To Qadri, pure colours fit into three categories: Dark, warm or cool, and light; dark colours represent the earth element or lower level, while warm or cold colours denote energy and form the middle level, while light colours constitute the upper level.
Deep pink-reds, brilliant peacock blues, reflective purples — Qadri’s paintings are seas of colours, though there are breaks in them in the form of punctures and serrations, which Buddhist scholar  Robert Thurman describes as ‘lustrous bubbles of energy.’ “My paintings are characteristic for their emptiness and peace combined in a radiation of power. It is not really necessary to separate oriental art from western art. Energy is universal and one for all life. Deep and true aesthetic perception is never geographically conditioned. The intuitive experience speaks all languages and knows of no formal boundaries,” Qadri had once stated.

Qadri’s couplets help us to understand his art a little better. In ‘I am a dot’ series of couplets, Qadri pens, “I am a dot/born out of the Dot/passing by the dots/dying into the Dot.” There is another poignant verse, where Qadri reflects on the oneness of all things and says, “The seed dies/Into the root/And the first shoot/To be born again.”
Though Qadri started off with oil paints, he eventually settled down with paper after some experimentation. He considers paper to be softer, feminine, and more suited to works that evolve out of a meditative state. “I was perpetually seeking a medium where effort is superfluous. Deep states of being are not brought out by effort,” he says.
Himalayan adventure

Unlike the clichéd boisterous image of Punjabis that we hold in our minds, Qadri had a veering towards quiet reflection, even as a child. In 1946, the teenage Sohan was initiated into yoga, tantra, dance and music thanks to two of the spiritual gurus who frequented his village: Guru Bikham Giri, a Bengali Tantric-Vajrayan yogi, and Ahmed Ali Shah Qadri, a Sufi. They laid the seeds of spirituality in young Sohan Qadri.
As a boy when he still had not understood the concept of art, young Sohan made playful shapes of various toys from mud by the pond he bathed in along with his friends. When his family wanted him to take charge of the family farm, he felt choked and ran away to the Himalayas.

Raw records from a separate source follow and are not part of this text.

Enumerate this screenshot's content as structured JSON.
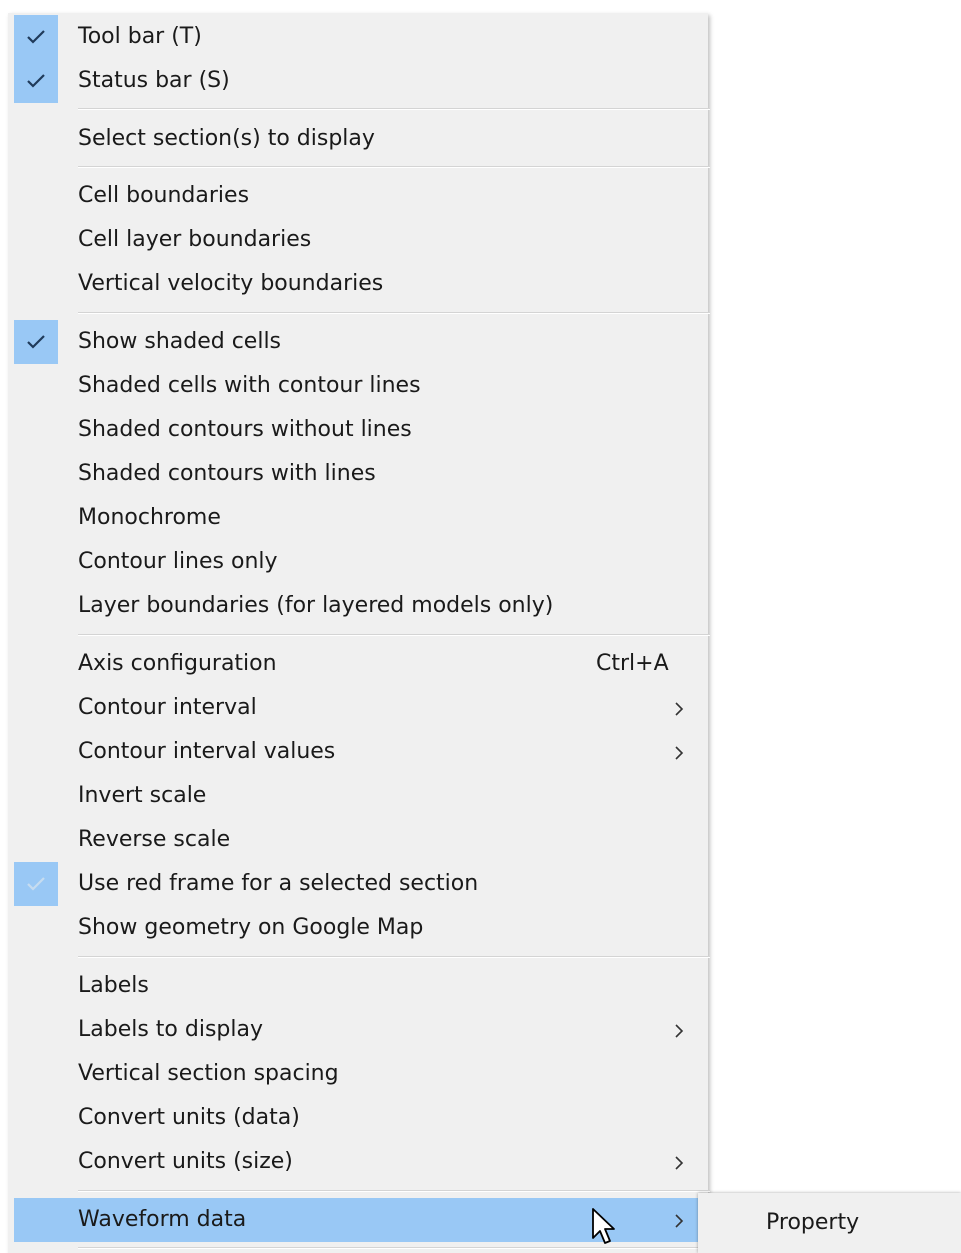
{
  "menu": {
    "items": [
      {
        "label": "Tool bar (T)",
        "checked": true
      },
      {
        "label": "Status bar (S)",
        "checked": true
      },
      {
        "label": "Select section(s) to display"
      },
      {
        "label": "Cell boundaries"
      },
      {
        "label": "Cell layer boundaries"
      },
      {
        "label": "Vertical velocity boundaries"
      },
      {
        "label": "Show shaded cells",
        "checked": true
      },
      {
        "label": "Shaded cells with contour lines"
      },
      {
        "label": "Shaded contours without lines"
      },
      {
        "label": "Shaded contours with lines"
      },
      {
        "label": "Monochrome"
      },
      {
        "label": "Contour lines only"
      },
      {
        "label": "Layer boundaries (for layered models only)"
      },
      {
        "label": "Axis configuration",
        "shortcut": "Ctrl+A"
      },
      {
        "label": "Contour interval",
        "submenu": true
      },
      {
        "label": "Contour interval values",
        "submenu": true
      },
      {
        "label": "Invert scale"
      },
      {
        "label": "Reverse scale"
      },
      {
        "label": "Use red frame for a selected section",
        "checked": true,
        "disabled": true
      },
      {
        "label": "Show geometry on Google Map"
      },
      {
        "label": "Labels"
      },
      {
        "label": "Labels to display",
        "submenu": true
      },
      {
        "label": "Vertical section spacing"
      },
      {
        "label": "Convert units (data)"
      },
      {
        "label": "Convert units (size)",
        "submenu": true
      },
      {
        "label": "Waveform data",
        "submenu": true,
        "highlighted": true
      }
    ]
  },
  "submenu": {
    "items": [
      {
        "label": "Property"
      }
    ]
  },
  "colors": {
    "menu_bg": "#f0f0f0",
    "highlight": "#99c8f5",
    "separator": "#d4d4d4",
    "text": "#1a1a1a"
  },
  "icons": [
    "checkmark-icon",
    "chevron-right-icon",
    "mouse-pointer-icon"
  ]
}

He ventured as far as into Tibet staying in monasteries for several months, living among spiritualists and forest dwellers! His mother’s efforts ensured that he returned to the village. But Qadri had his way and he went on to gather a Masters Degree in Fine Art from Government College of Art, Simla. One can imagine what a wonderful place the then austere Simla would have been for this reflective young man caught on a meditative-artistic odyssey.

Qadri doesn’t see himself confined by nationality or community. This citizen of the world, after teaching in India for a few years, had set off to East Africa, and then to Europe and North America.

In Europe, his Danish artist friends painter Bent Kock, and printmaker Helle Thorborg, arranged his first visit to Copenhagen in 1969.

Qadri found Copenhagen the ideal setting for him to create his serene, meditative art works, and this Punjab da puttar has been living in Copenhagen and Toronto for the past 25 years.

He reveals that the yogi in him supersedes the poet and the artist in him when he says that his work is not philosophical or meant to excite the thinking process. His aim, Qadri says, is to arrest the thought process. Much like yogic mediation.